Problem description: Repeat the records. Each line must match exactly.

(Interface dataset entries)
-- -- --

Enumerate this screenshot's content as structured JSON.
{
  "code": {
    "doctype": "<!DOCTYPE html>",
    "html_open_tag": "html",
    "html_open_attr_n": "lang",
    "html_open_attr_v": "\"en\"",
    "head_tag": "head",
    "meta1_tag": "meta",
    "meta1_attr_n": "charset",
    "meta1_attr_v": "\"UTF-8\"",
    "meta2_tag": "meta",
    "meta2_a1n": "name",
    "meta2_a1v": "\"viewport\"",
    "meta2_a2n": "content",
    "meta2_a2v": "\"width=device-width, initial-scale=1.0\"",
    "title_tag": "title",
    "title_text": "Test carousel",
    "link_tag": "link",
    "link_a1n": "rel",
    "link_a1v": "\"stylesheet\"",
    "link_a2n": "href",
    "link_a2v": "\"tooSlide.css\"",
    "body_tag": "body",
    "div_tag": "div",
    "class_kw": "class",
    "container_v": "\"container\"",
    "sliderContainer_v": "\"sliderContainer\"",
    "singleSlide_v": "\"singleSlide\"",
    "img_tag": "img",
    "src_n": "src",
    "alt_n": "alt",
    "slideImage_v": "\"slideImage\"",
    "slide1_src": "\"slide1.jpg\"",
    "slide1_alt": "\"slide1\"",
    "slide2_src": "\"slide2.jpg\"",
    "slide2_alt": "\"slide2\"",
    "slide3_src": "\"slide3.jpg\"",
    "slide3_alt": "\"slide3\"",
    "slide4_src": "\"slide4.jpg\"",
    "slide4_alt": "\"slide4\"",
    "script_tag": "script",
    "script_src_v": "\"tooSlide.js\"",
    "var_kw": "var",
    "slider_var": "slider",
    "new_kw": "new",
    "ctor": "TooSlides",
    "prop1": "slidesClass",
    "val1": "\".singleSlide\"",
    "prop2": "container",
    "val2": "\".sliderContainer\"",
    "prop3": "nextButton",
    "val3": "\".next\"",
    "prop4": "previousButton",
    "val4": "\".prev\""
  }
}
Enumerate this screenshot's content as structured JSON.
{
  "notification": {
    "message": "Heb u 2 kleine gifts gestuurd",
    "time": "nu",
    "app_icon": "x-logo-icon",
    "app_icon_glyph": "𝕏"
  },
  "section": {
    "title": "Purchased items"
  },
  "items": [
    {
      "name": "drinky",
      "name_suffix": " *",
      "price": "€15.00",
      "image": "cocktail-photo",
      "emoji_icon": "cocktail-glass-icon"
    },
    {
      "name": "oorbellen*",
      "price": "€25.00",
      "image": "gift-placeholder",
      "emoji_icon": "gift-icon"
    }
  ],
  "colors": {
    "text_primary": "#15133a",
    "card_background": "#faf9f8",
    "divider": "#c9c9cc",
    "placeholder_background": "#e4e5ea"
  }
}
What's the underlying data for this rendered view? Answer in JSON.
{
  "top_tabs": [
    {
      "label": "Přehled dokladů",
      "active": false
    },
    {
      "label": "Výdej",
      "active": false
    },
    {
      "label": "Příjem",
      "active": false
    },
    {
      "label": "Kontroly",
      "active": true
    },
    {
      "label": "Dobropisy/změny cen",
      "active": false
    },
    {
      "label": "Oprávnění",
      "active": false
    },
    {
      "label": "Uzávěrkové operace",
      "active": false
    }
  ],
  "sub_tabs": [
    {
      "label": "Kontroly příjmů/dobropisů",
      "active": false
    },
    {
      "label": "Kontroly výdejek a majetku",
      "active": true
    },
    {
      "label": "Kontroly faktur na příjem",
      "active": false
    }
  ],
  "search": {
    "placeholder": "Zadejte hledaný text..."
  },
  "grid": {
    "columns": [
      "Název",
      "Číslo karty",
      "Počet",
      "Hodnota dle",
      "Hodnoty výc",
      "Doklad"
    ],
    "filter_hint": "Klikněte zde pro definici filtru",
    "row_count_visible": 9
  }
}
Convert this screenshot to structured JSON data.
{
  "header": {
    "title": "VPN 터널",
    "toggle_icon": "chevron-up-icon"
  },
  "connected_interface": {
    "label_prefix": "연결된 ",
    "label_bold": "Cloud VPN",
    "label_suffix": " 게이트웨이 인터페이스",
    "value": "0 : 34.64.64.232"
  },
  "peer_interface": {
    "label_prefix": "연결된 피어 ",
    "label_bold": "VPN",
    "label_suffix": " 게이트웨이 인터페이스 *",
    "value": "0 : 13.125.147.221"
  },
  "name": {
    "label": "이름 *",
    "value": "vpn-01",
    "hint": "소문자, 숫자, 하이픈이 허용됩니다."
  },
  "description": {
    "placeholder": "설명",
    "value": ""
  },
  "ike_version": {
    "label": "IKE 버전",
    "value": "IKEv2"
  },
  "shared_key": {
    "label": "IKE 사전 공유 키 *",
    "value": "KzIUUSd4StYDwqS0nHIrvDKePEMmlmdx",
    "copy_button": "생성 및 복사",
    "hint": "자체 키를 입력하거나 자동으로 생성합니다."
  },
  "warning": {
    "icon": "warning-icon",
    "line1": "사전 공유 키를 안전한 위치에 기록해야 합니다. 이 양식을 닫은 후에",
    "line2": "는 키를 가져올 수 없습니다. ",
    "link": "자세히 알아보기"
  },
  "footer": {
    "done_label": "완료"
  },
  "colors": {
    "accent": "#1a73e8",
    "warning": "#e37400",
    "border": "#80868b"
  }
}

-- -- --

Problem solution:
Enumerate this screenshot's content as structured JSON.
{
  "code": {
    "doctype": "<!DOCTYPE html>",
    "html_open_tag": "html",
    "html_open_attr_n": "lang",
    "html_open_attr_v": "\"en\"",
    "head_tag": "head",
    "meta1_tag": "meta",
    "meta1_attr_n": "charset",
    "meta1_attr_v": "\"UTF-8\"",
    "meta2_tag": "meta",
    "meta2_a1n": "name",
    "meta2_a1v": "\"viewport\"",
    "meta2_a2n": "content",
    "meta2_a2v": "\"width=device-width, initial-scale=1.0\"",
    "title_tag": "title",
    "title_text": "Test carousel",
    "link_tag": "link",
    "link_a1n": "rel",
    "link_a1v": "\"stylesheet\"",
    "link_a2n": "href",
    "link_a2v": "\"tooSlide.css\"",
    "body_tag": "body",
    "div_tag": "div",
    "class_kw": "class",
    "container_v": "\"container\"",
    "sliderContainer_v": "\"sliderContainer\"",
    "singleSlide_v": "\"singleSlide\"",
    "img_tag": "img",
    "src_n": "src",
    "alt_n": "alt",
    "slideImage_v": "\"slideImage\"",
    "slide1_src": "\"slide1.jpg\"",
    "slide1_alt": "\"slide1\"",
    "slide2_src": "\"slide2.jpg\"",
    "slide2_alt": "\"slide2\"",
    "slide3_src": "\"slide3.jpg\"",
    "slide3_alt": "\"slide3\"",
    "slide4_src": "\"slide4.jpg\"",
    "slide4_alt": "\"slide4\"",
    "script_tag": "script",
    "script_src_v": "\"tooSlide.js\"",
    "var_kw": "var",
    "slider_var": "slider",
    "new_kw": "new",
    "ctor": "TooSlides",
    "prop1": "slidesClass",
    "val1": "\".singleSlide\"",
    "prop2": "container",
    "val2": "\".sliderContainer\"",
    "prop3": "nextButton",
    "val3": "\".next\"",
    "prop4": "previousButton",
    "val4": "\".prev\""
  }
}
Enumerate this screenshot's content as structured JSON.
{
  "notification": {
    "message": "Heb u 2 kleine gifts gestuurd",
    "time": "nu",
    "app_icon": "x-logo-icon",
    "app_icon_glyph": "𝕏"
  },
  "section": {
    "title": "Purchased items"
  },
  "items": [
    {
      "name": "drinky",
      "name_suffix": " *",
      "price": "€15.00",
      "image": "cocktail-photo",
      "emoji_icon": "cocktail-glass-icon"
    },
    {
      "name": "oorbellen*",
      "price": "€25.00",
      "image": "gift-placeholder",
      "emoji_icon": "gift-icon"
    }
  ],
  "colors": {
    "text_primary": "#15133a",
    "card_background": "#faf9f8",
    "divider": "#c9c9cc",
    "placeholder_background": "#e4e5ea"
  }
}
What's the underlying data for this rendered view? Answer in JSON.
{
  "top_tabs": [
    {
      "label": "Přehled dokladů",
      "active": false
    },
    {
      "label": "Výdej",
      "active": false
    },
    {
      "label": "Příjem",
      "active": false
    },
    {
      "label": "Kontroly",
      "active": true
    },
    {
      "label": "Dobropisy/změny cen",
      "active": false
    },
    {
      "label": "Oprávnění",
      "active": false
    },
    {
      "label": "Uzávěrkové operace",
      "active": false
    }
  ],
  "sub_tabs": [
    {
      "label": "Kontroly příjmů/dobropisů",
      "active": false
    },
    {
      "label": "Kontroly výdejek a majetku",
      "active": true
    },
    {
      "label": "Kontroly faktur na příjem",
      "active": false
    }
  ],
  "search": {
    "placeholder": "Zadejte hledaný text..."
  },
  "grid": {
    "columns": [
      "Název",
      "Číslo karty",
      "Počet",
      "Hodnota dle",
      "Hodnoty výc",
      "Doklad"
    ],
    "filter_hint": "Klikněte zde pro definici filtru",
    "row_count_visible": 9
  }
}
Convert this screenshot to structured JSON data.
{
  "header": {
    "title": "VPN 터널",
    "toggle_icon": "chevron-up-icon"
  },
  "connected_interface": {
    "label_prefix": "연결된 ",
    "label_bold": "Cloud VPN",
    "label_suffix": " 게이트웨이 인터페이스",
    "value": "0 : 34.64.64.232"
  },
  "peer_interface": {
    "label_prefix": "연결된 피어 ",
    "label_bold": "VPN",
    "label_suffix": " 게이트웨이 인터페이스 *",
    "value": "0 : 13.125.147.221"
  },
  "name": {
    "label": "이름 *",
    "value": "vpn-01",
    "hint": "소문자, 숫자, 하이픈이 허용됩니다."
  },
  "description": {
    "placeholder": "설명",
    "value": ""
  },
  "ike_version": {
    "label": "IKE 버전",
    "value": "IKEv2"
  },
  "shared_key": {
    "label": "IKE 사전 공유 키 *",
    "value": "KzIUUSd4StYDwqS0nHIrvDKePEMmlmdx",
    "copy_button": "생성 및 복사",
    "hint": "자체 키를 입력하거나 자동으로 생성합니다."
  },
  "warning": {
    "icon": "warning-icon",
    "line1": "사전 공유 키를 안전한 위치에 기록해야 합니다. 이 양식을 닫은 후에",
    "line2": "는 키를 가져올 수 없습니다. ",
    "link": "자세히 알아보기"
  },
  "footer": {
    "done_label": "완료"
  },
  "colors": {
    "accent": "#1a73e8",
    "warning": "#e37400",
    "border": "#80868b"
  }
}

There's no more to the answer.